First of all, I am from the East and it was on the platform of coming from the Eastern zone that I ran for the election. So, from that perspective, it is quite clear that I am a beneficiary of zoning. But what you mixed up is what the constitution says, then juxtaposing it with what some other organisation says that is not affiliated with the NBA.
There was indeed an organisation that had adopted their own candidate. The NBA didn’t give them any authority to adopt any candidate. The NBA didn’t say their candidate must win. All that the NBA says is that the candidate for the office should come from the East, and I come from the East. I don’t see how that in any way negates that principle of zoning.
What is your message to candidates that lost the election?
My message to everyone who lost in the election is that there is room for all of us to contribute in building the NBA.
The association doesn’t belong to only Paul. It belongs to all of us and we should subsume our own personal interests to build the NBA. This is my message to all the contestants in that election who didn’t win.
Given the obvious
challenge in the e-voting system, would you still retain the process?
Your question is premised on facts that are not proved. Those are mere allegations. I haven’t seen any facts to the effect that there were huge challenges with the e-voting process. We must move away from making or premising our comments on unproven allegations.
But the ECNBA admitted that there were challenges..
Whether the challenges were real or not, these allegations are speculative. For instance, the reason why Chams was jettisoned is far from fraud or incompetence.
There is no endeavour of humans that is perfect. You can only learn from the imperfections of the system and go back to amend or correct those things. We just don’t jettison an idea or a system; otherwise, we’ll jettison electricity and go back to the Stone Age. We learn how to improve on it and learn how to make it work for you. For me, we must learn from whatever inadequacies that may have been encountered, whether they were real or perceived.
There have been concerns over the operations of the sections of the NBA. What would be your strategy to revive those sections to ensure they achieve the purposes for which they were set up?
It’s a very simple thing to do really. We’ll start by examining what happened that led to those sections being inactive. When we identify what those challenges are, then we’ll apply the right cure.

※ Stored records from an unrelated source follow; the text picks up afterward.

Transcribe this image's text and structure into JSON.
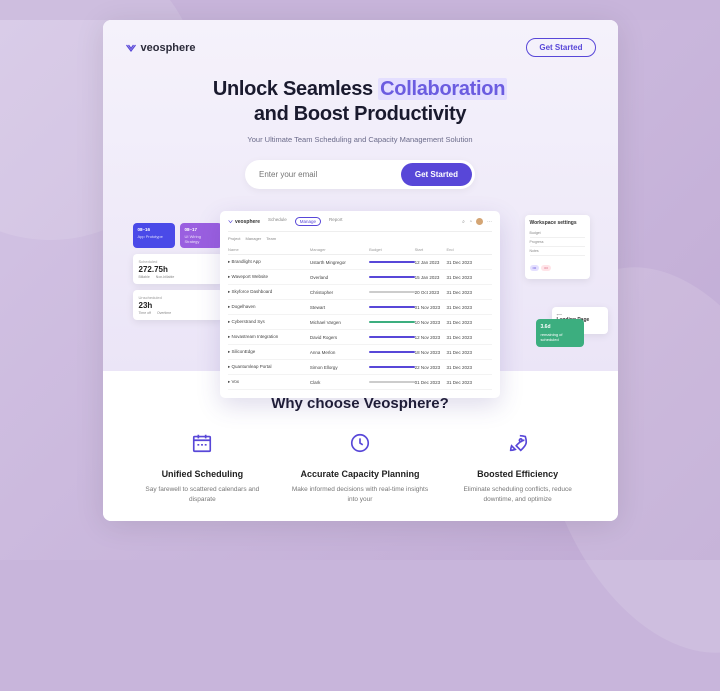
{
  "brand": "veosphere",
  "nav": {
    "cta": "Get Started"
  },
  "hero": {
    "title_pre": "Unlock Seamless ",
    "title_hl": "Collaboration",
    "title_post": "and Boost Productivity",
    "subtitle": "Your Ultimate Team Scheduling and Capacity Management Solution",
    "email_placeholder": "Enter your email",
    "email_cta": "Get Started"
  },
  "mockup": {
    "brand": "veosphere",
    "tabs": [
      "Schedule",
      "Manage",
      "Report"
    ],
    "filters": [
      "Project",
      "Manager",
      "Team"
    ],
    "columns": [
      "Name",
      "Manager",
      "Budget",
      "Start",
      "End",
      ""
    ],
    "rows": [
      {
        "name": "Brandlight App",
        "manager": "Ustarth Mingregor",
        "budget": "blue",
        "start": "12 Jan 2023",
        "end": "31 Dec 2023"
      },
      {
        "name": "Waveport Website",
        "manager": "Overland",
        "budget": "blue",
        "start": "15 Jan 2023",
        "end": "31 Dec 2023"
      },
      {
        "name": "Skyforce Dashboard",
        "manager": "Christopher",
        "budget": "gray",
        "start": "20 Oct 2023",
        "end": "31 Dec 2023"
      },
      {
        "name": "Dogelhaven",
        "manager": "Stewart",
        "budget": "blue",
        "start": "01 Nov 2023",
        "end": "31 Dec 2023"
      },
      {
        "name": "Cyberstrand Sys",
        "manager": "Michael Vargen",
        "budget": "green",
        "start": "10 Nov 2023",
        "end": "31 Dec 2023"
      },
      {
        "name": "Novastream Integration",
        "manager": "David Rogers",
        "budget": "blue",
        "start": "12 Nov 2023",
        "end": "31 Dec 2023"
      },
      {
        "name": "SiliconEdge",
        "manager": "Anna Merlon",
        "budget": "blue",
        "start": "18 Nov 2023",
        "end": "31 Dec 2023"
      },
      {
        "name": "Quantumleap Portal",
        "manager": "Simon Ellorgy",
        "budget": "blue",
        "start": "22 Nov 2023",
        "end": "31 Dec 2023"
      },
      {
        "name": "Vox",
        "manager": "Clark",
        "budget": "gray",
        "start": "01 Dec 2023",
        "end": "31 Dec 2023"
      }
    ]
  },
  "cards": {
    "blue": {
      "title": "08–16",
      "sub": "App Prototype"
    },
    "purple": {
      "title": "08–17",
      "sub": "UI Wiring Strategy"
    },
    "stats1": {
      "label": "Scheduled",
      "value": "272.75h",
      "sub1": "Billable",
      "sub2": "Non-billable"
    },
    "stats2": {
      "label": "Unscheduled",
      "value": "23h",
      "sub1": "Time off",
      "sub2": "Overtime"
    },
    "settings": {
      "title": "Workspace settings",
      "items": [
        "Budget",
        "Progress",
        "Notes"
      ]
    },
    "green": {
      "title": "3.6d",
      "sub": "remaining of scheduled"
    },
    "landing": {
      "title": "Landing Page Design"
    }
  },
  "features": {
    "heading": "Why choose Veosphere?",
    "items": [
      {
        "title": "Unified Scheduling",
        "desc": "Say farewell to scattered calendars and disparate"
      },
      {
        "title": "Accurate Capacity Planning",
        "desc": "Make informed decisions with real-time insights into your"
      },
      {
        "title": "Boosted Efficiency",
        "desc": "Eliminate scheduling conflicts, reduce downtime, and optimize"
      }
    ]
  }
}
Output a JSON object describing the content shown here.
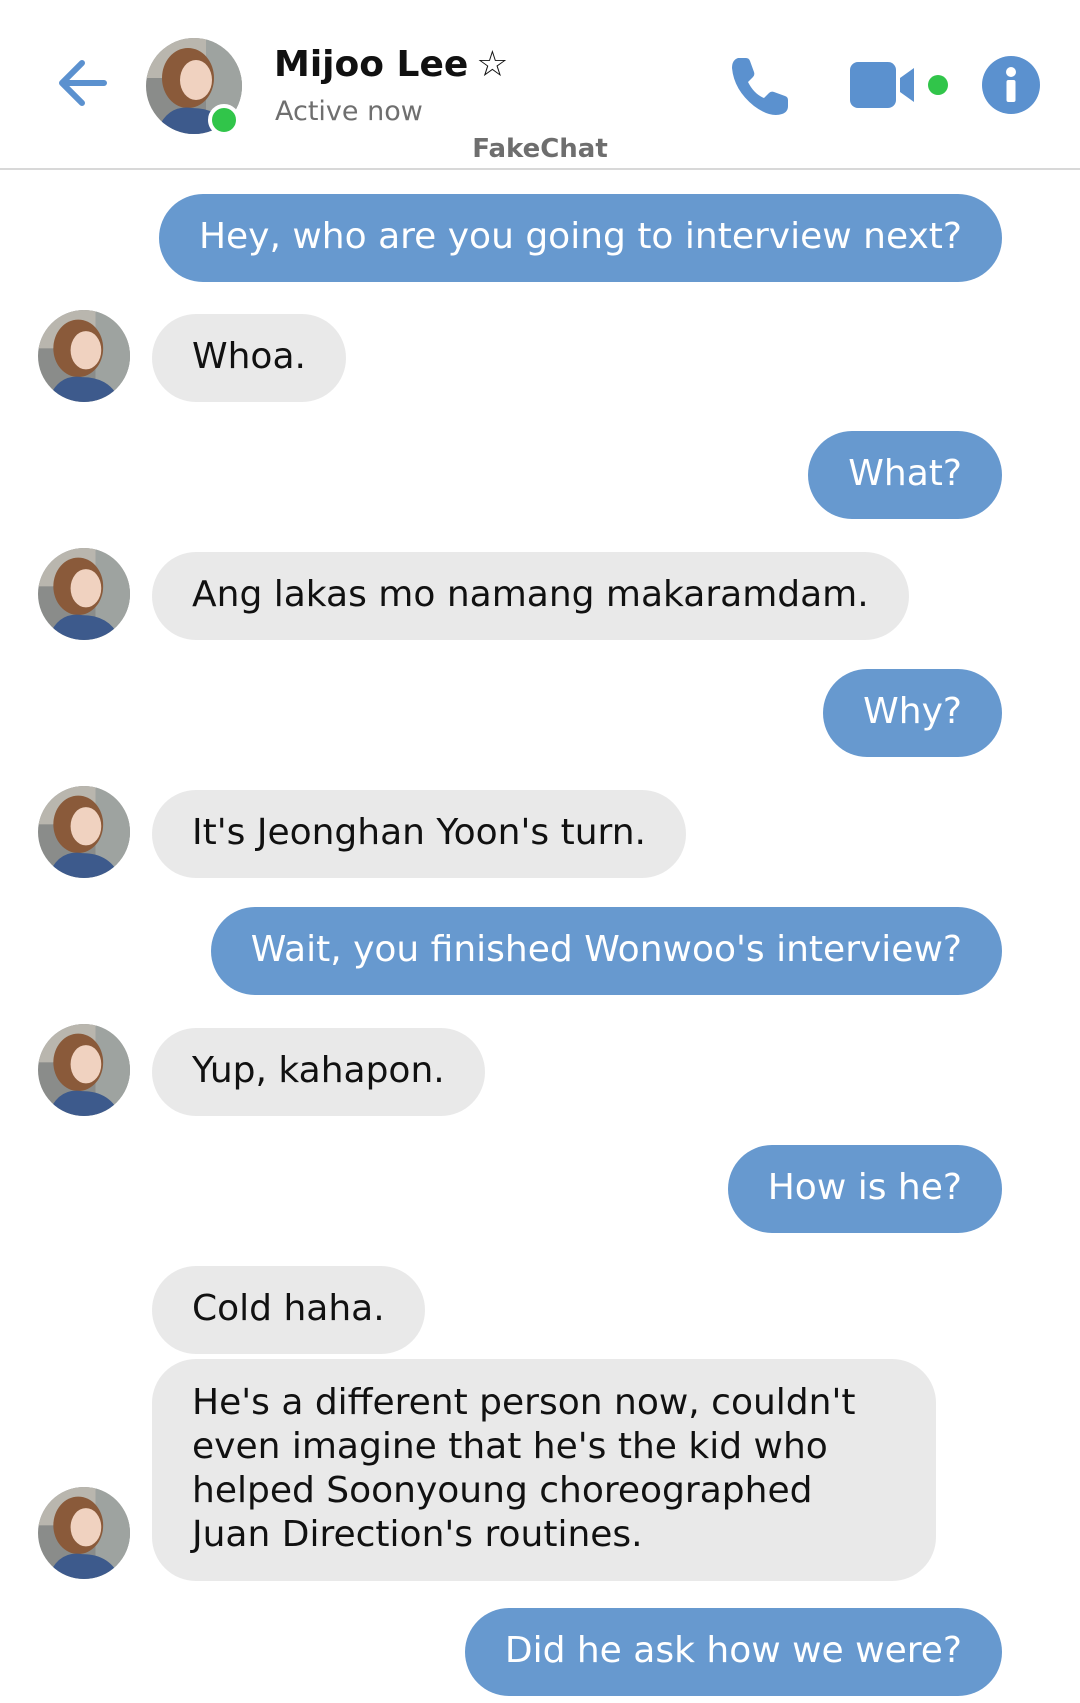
{
  "header": {
    "back_icon": "arrow-left-icon",
    "contact_name": "Mijoo Lee",
    "star": "☆",
    "status": "Active now",
    "app_name": "FakeChat",
    "call_icon": "phone-icon",
    "video_icon": "video-camera-icon",
    "info_icon": "info-icon"
  },
  "colors": {
    "accent": "#5b91cf",
    "outgoing_bubble": "#6799cf",
    "incoming_bubble": "#e9e9e9",
    "online": "#31c54a"
  },
  "messages": [
    {
      "dir": "out",
      "text": "Hey, who are you going to interview next?"
    },
    {
      "dir": "in",
      "text": "Whoa."
    },
    {
      "dir": "out",
      "text": "What?"
    },
    {
      "dir": "in",
      "text": "Ang lakas mo namang makaramdam."
    },
    {
      "dir": "out",
      "text": "Why?"
    },
    {
      "dir": "in",
      "text": "It's Jeonghan Yoon's turn."
    },
    {
      "dir": "out",
      "text": "Wait, you finished Wonwoo's interview?"
    },
    {
      "dir": "in",
      "text": "Yup, kahapon."
    },
    {
      "dir": "out",
      "text": "How is he?"
    },
    {
      "dir": "in",
      "text": "Cold haha."
    },
    {
      "dir": "in",
      "text": "He's a different person now, couldn't even imagine that he's the kid who helped Soonyoung choreographed Juan Direction's routines."
    },
    {
      "dir": "out",
      "text": "Did he ask how we were?"
    }
  ]
}
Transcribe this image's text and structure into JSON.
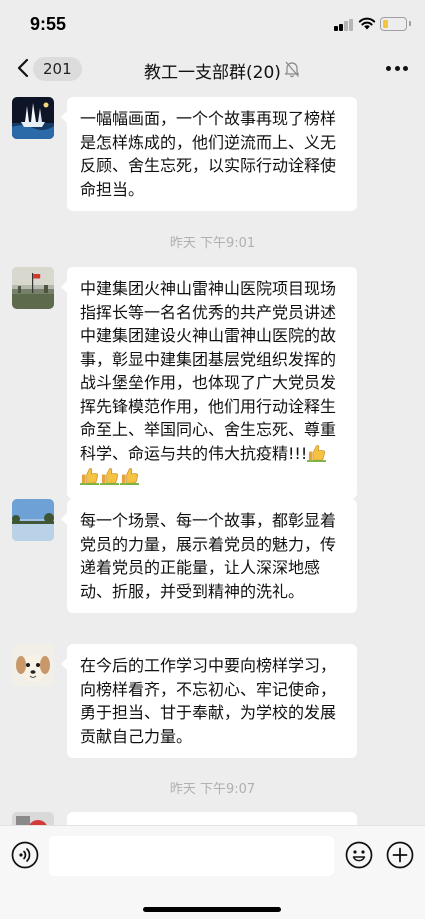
{
  "status_bar": {
    "time": "9:55",
    "battery_level": 0.25,
    "battery_color": "#f2c53d"
  },
  "nav": {
    "unread_count": "201",
    "title": "教工一支部群(20)"
  },
  "messages": [
    {
      "text": "一幅幅画面，一个个故事再现了榜样是怎样炼成的，他们逆流而上、义无反顾、舍生忘死，以实际行动诠释使命担当。",
      "avatar": "ship-photo-avatar"
    },
    {
      "text": "中建集团火神山雷神山医院项目现场指挥长等一名名优秀的共产党员讲述中建集团建设火神山雷神山医院的故事，彰显中建集团基层党组织发挥的战斗堡垒作用，也体现了广大党员发挥先锋模范作用，他们用行动诠释生命至上、举国同心、舍生忘死、尊重科学、命运与共的伟大抗疫精!!!",
      "emoji": [
        "thumbs-up",
        "thumbs-up",
        "thumbs-up",
        "thumbs-up"
      ],
      "avatar": "flag-photo-avatar"
    },
    {
      "text": "每一个场景、每一个故事，都彰显着党员的力量，展示着党员的魅力，传递着党员的正能量，让人深深地感动、折服，并受到精神的洗礼。",
      "avatar": "lake-photo-avatar"
    },
    {
      "text": "在今后的工作学习中要向榜样学习，向榜样看齐，不忘初心、牢记使命，勇于担当、甘于奉献，为学校的发展贡献自己力量。",
      "avatar": "puppy-photo-avatar"
    }
  ],
  "timestamps": [
    "昨天 下午9:01",
    "昨天 下午9:07"
  ],
  "input": {
    "value": "",
    "placeholder": ""
  }
}
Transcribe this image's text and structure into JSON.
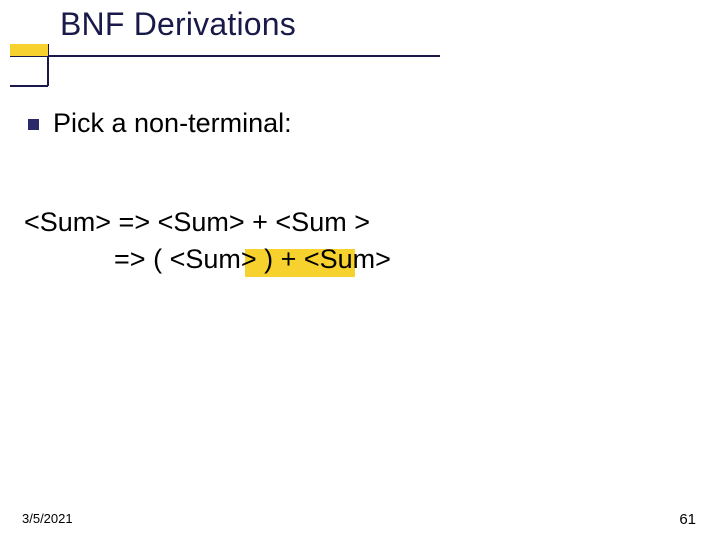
{
  "title": "BNF Derivations",
  "bullet": "Pick a non-terminal:",
  "derivation": {
    "line1": "<Sum> => <Sum> + <Sum >",
    "line2_indent": "            ",
    "line2_a": "=> ( ",
    "line2_h": "<Sum>",
    "line2_b": " ) + <Sum>"
  },
  "footer": {
    "date": "3/5/2021",
    "page": "61"
  },
  "colors": {
    "accent": "#f7d22e",
    "rule": "#1a1a4a"
  }
}
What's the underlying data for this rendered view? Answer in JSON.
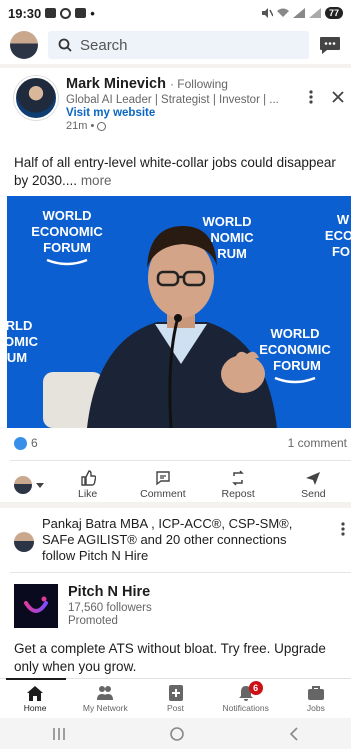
{
  "status_bar": {
    "time": "19:30",
    "dot": "•",
    "battery": "77"
  },
  "top_bar": {
    "search_label": "Search"
  },
  "post": {
    "author_name": "Mark Minevich",
    "following_label": "· Following",
    "headline": "Global AI Leader | Strategist | Investor | ...",
    "website_label": "Visit my website",
    "time_ago": "21m •",
    "text": "Half of all entry-level white-collar jobs could disappear by 2030....",
    "see_more": "more",
    "image_banners": {
      "top_left": [
        "WORLD",
        "ECONOMIC",
        "FORUM"
      ],
      "top_center": [
        "WORLD",
        "NOMIC",
        "RUM"
      ],
      "top_right": [
        "W",
        "ECO",
        "FO"
      ],
      "mid_left": [
        "RLD",
        "OMIC",
        "UM"
      ],
      "bottom_right": [
        "WORLD",
        "ECONOMIC",
        "FORUM"
      ]
    },
    "reaction_count": "6",
    "comment_count": "1 comment"
  },
  "actions": {
    "like": "Like",
    "comment": "Comment",
    "repost": "Repost",
    "send": "Send"
  },
  "ad": {
    "social_text": "Pankaj Batra MBA , ICP-ACC®, CSP-SM®, SAFe AGILIST® and 20 other connections follow Pitch N Hire",
    "company_name": "Pitch N Hire",
    "followers": "17,560 followers",
    "promoted": "Promoted",
    "text": "Get a complete ATS without bloat. Try free. Upgrade only when you grow."
  },
  "bottom_nav": {
    "home": "Home",
    "network": "My Network",
    "post": "Post",
    "notifications": "Notifications",
    "notifications_badge": "6",
    "jobs": "Jobs"
  },
  "colors": {
    "brand": "#0a66c2",
    "badge": "#cc1016",
    "image_background": "#0b5fd0"
  }
}
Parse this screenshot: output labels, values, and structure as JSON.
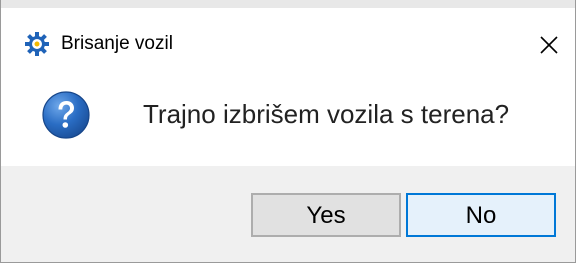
{
  "window": {
    "title": "Brisanje vozil",
    "app_icon": "gear-icon",
    "close_icon": "close-icon"
  },
  "dialog": {
    "icon": "question-icon",
    "message": "Trajno izbrišem vozila s terena?"
  },
  "buttons": {
    "yes_label": "Yes",
    "no_label": "No"
  },
  "colors": {
    "accent_border": "#0078d7",
    "icon_blue": "#1f63b8",
    "footer_bg": "#f0f0f0"
  }
}
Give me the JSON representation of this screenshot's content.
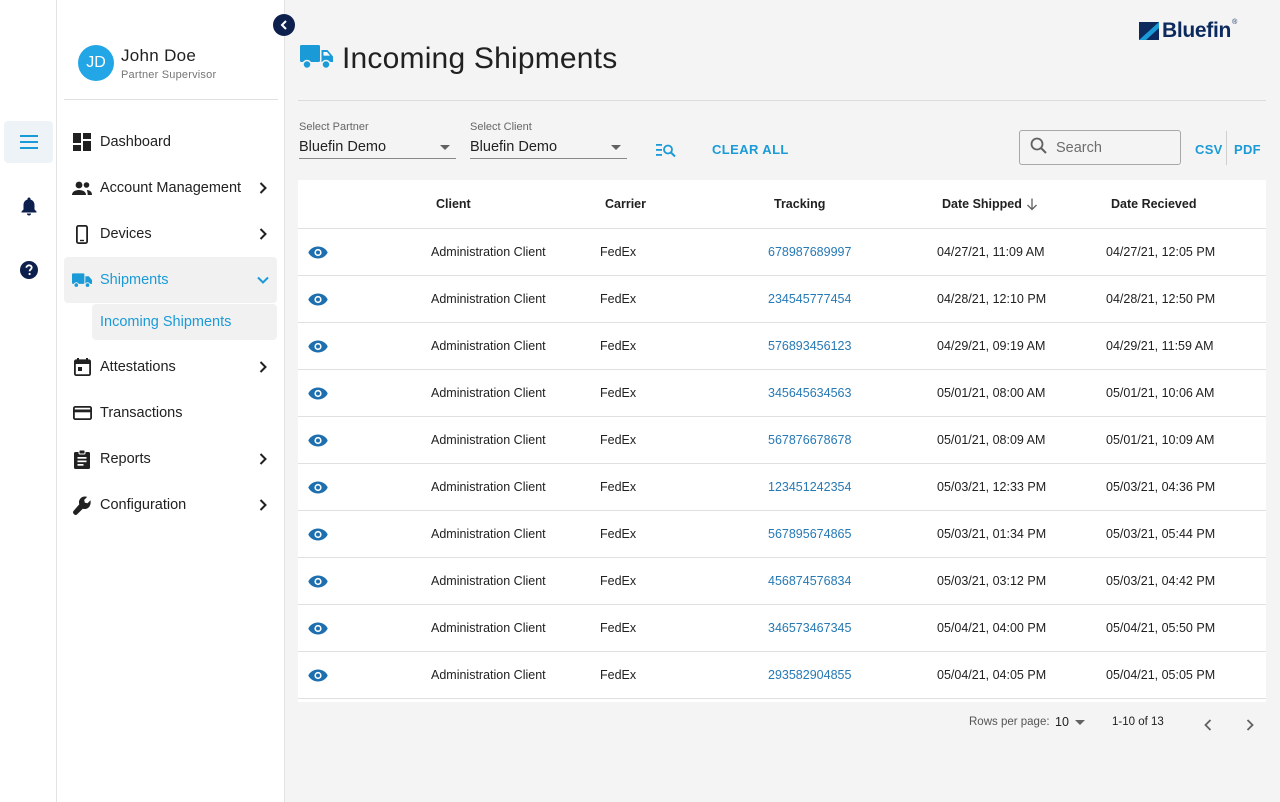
{
  "brand": {
    "name": "Bluefin",
    "reg": "®"
  },
  "user": {
    "initials": "JD",
    "name": "John Doe",
    "role": "Partner Supervisor"
  },
  "nav": {
    "items": [
      {
        "label": "Dashboard",
        "icon": "dashboard-icon",
        "chevron": false
      },
      {
        "label": "Account Management",
        "icon": "people-icon",
        "chevron": true
      },
      {
        "label": "Devices",
        "icon": "phone-icon",
        "chevron": true
      },
      {
        "label": "Shipments",
        "icon": "truck-icon",
        "chevron": true,
        "active": true,
        "expanded": true
      },
      {
        "label": "Attestations",
        "icon": "calendar-icon",
        "chevron": true
      },
      {
        "label": "Transactions",
        "icon": "credit-card-icon",
        "chevron": false
      },
      {
        "label": "Reports",
        "icon": "clipboard-icon",
        "chevron": true
      },
      {
        "label": "Configuration",
        "icon": "wrench-icon",
        "chevron": true
      }
    ],
    "sub_item": "Incoming Shipments"
  },
  "page": {
    "title": "Incoming Shipments",
    "icon": "truck-icon"
  },
  "filters": {
    "partner_label": "Select Partner",
    "partner_value": "Bluefin Demo",
    "client_label": "Select Client",
    "client_value": "Bluefin Demo",
    "clear_label": "CLEAR ALL",
    "search_placeholder": "Search",
    "csv_label": "CSV",
    "pdf_label": "PDF"
  },
  "table": {
    "headers": [
      "Client",
      "Carrier",
      "Tracking",
      "Date Shipped",
      "Date Recieved"
    ],
    "rows": [
      [
        "Administration Client",
        "FedEx",
        "678987689997",
        "04/27/21, 11:09 AM",
        "04/27/21, 12:05 PM"
      ],
      [
        "Administration Client",
        "FedEx",
        "234545777454",
        "04/28/21, 12:10 PM",
        "04/28/21, 12:50 PM"
      ],
      [
        "Administration Client",
        "FedEx",
        "576893456123",
        "04/29/21, 09:19 AM",
        "04/29/21, 11:59 AM"
      ],
      [
        "Administration Client",
        "FedEx",
        "345645634563",
        "05/01/21, 08:00 AM",
        "05/01/21, 10:06 AM"
      ],
      [
        "Administration Client",
        "FedEx",
        "567876678678",
        "05/01/21, 08:09 AM",
        "05/01/21, 10:09 AM"
      ],
      [
        "Administration Client",
        "FedEx",
        "123451242354",
        "05/03/21, 12:33 PM",
        "05/03/21, 04:36 PM"
      ],
      [
        "Administration Client",
        "FedEx",
        "567895674865",
        "05/03/21, 01:34 PM",
        "05/03/21, 05:44 PM"
      ],
      [
        "Administration Client",
        "FedEx",
        "456874576834",
        "05/03/21, 03:12 PM",
        "05/03/21, 04:42 PM"
      ],
      [
        "Administration Client",
        "FedEx",
        "346573467345",
        "05/04/21, 04:00 PM",
        "05/04/21, 05:50 PM"
      ],
      [
        "Administration Client",
        "FedEx",
        "293582904855",
        "05/04/21, 04:05 PM",
        "05/04/21, 05:05 PM"
      ]
    ]
  },
  "pagination": {
    "rows_per_page_label": "Rows per page:",
    "rows_per_page": "10",
    "range": "1-10 of 13"
  },
  "colors": {
    "accent": "#1a9bd7",
    "navy": "#0d1f4c",
    "link": "#2679b5",
    "icon": "#1e6fb0"
  }
}
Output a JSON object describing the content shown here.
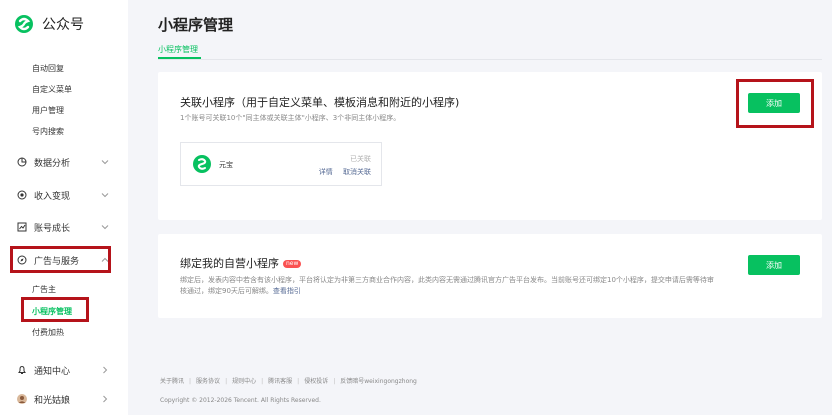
{
  "brand": {
    "name": "公众号",
    "logo_icon": "wechat-official-account-logo",
    "accent": "#07c160"
  },
  "sidebar": {
    "top_sub_items": [
      {
        "label": "自动回复"
      },
      {
        "label": "自定义菜单"
      },
      {
        "label": "用户管理"
      },
      {
        "label": "号内搜索"
      }
    ],
    "sections": [
      {
        "label": "数据分析",
        "icon": "pie-chart-icon"
      },
      {
        "label": "收入变现",
        "icon": "coin-icon"
      },
      {
        "label": "账号成长",
        "icon": "growth-chart-icon"
      },
      {
        "label": "广告与服务",
        "icon": "compass-icon"
      }
    ],
    "ad_sub_items": [
      {
        "label": "广告主"
      },
      {
        "label": "小程序管理",
        "active": true
      },
      {
        "label": "付费加热"
      }
    ],
    "notification": {
      "label": "通知中心",
      "icon": "bell-icon"
    },
    "account": {
      "label": "和光姑娘",
      "icon": "avatar-icon"
    },
    "highlight_color": "#b5131a"
  },
  "main": {
    "title": "小程序管理",
    "tab": "小程序管理",
    "card1": {
      "title": "关联小程序（用于自定义菜单、模板消息和附近的小程序)",
      "desc": "1个账号可关联10个\"同主体或关联主体\"小程序、3个非同主体小程序。",
      "add_button": "添加",
      "linked_program": {
        "name": "元宝",
        "status": "已关联",
        "detail_link": "详情",
        "unlink_link": "取消关联"
      }
    },
    "card2": {
      "title": "绑定我的自营小程序",
      "badge": "new",
      "desc": "绑定后，发表内容中若含有该小程序，平台将认定为非第三方商业合作内容，此类内容无需通过腾讯官方广告平台发布。当前账号还可绑定10个小程序，提交申请后需等待审核通过，绑定90天后可解绑。",
      "guide_link": "查看指引",
      "add_button": "添加"
    }
  },
  "footer": {
    "links": [
      "关于腾讯",
      "服务协议",
      "规则中心",
      "腾讯客服",
      "侵权投诉",
      "反馈暗号weixingongzhong"
    ],
    "copyright": "Copyright © 2012-2026 Tencent. All Rights Reserved."
  }
}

Secondly, if like you pointed out, SBL has been operating well over the years, what is the model? Can we apply the same method to the other sections? Indeed, there should be collaboration between the SBL and the other sections to ensure they form a synergy that would make all the three sections work. We’ll find a way to reenergise and reinvent those sections and put the right people there to get them working at optimal level again.
There appears to be a major disconnect between the NBA and other bar
associations in Africa. In this era of cross border practice, what would be your strategy to ensure that Nigeria actually
provides leadership for African lawyers?
I would not pretend that I am conversant with this issue. I am not aware that there is that leadership vacuum in the African Bar. When I get into office, I would definitely look at what there is and what the relationships are. If we need to do anything about it, I will. In a lot of ways, Nigeria is leading on the African continent.
Even in terms of the number of lawyers, Nigeria is leading. It’s also understandable that Nigeria should continue to occupy that position and to provide leadership to lawyers in Africa.
Another point I need to stress is that leadership also bestows on one certain responsibilities. That is why I keep saying that we should lead by example and be less fractious and speak less evil of ourselves.
We must project a good image of the NBA to be able to occupy that position of leadership in Africa.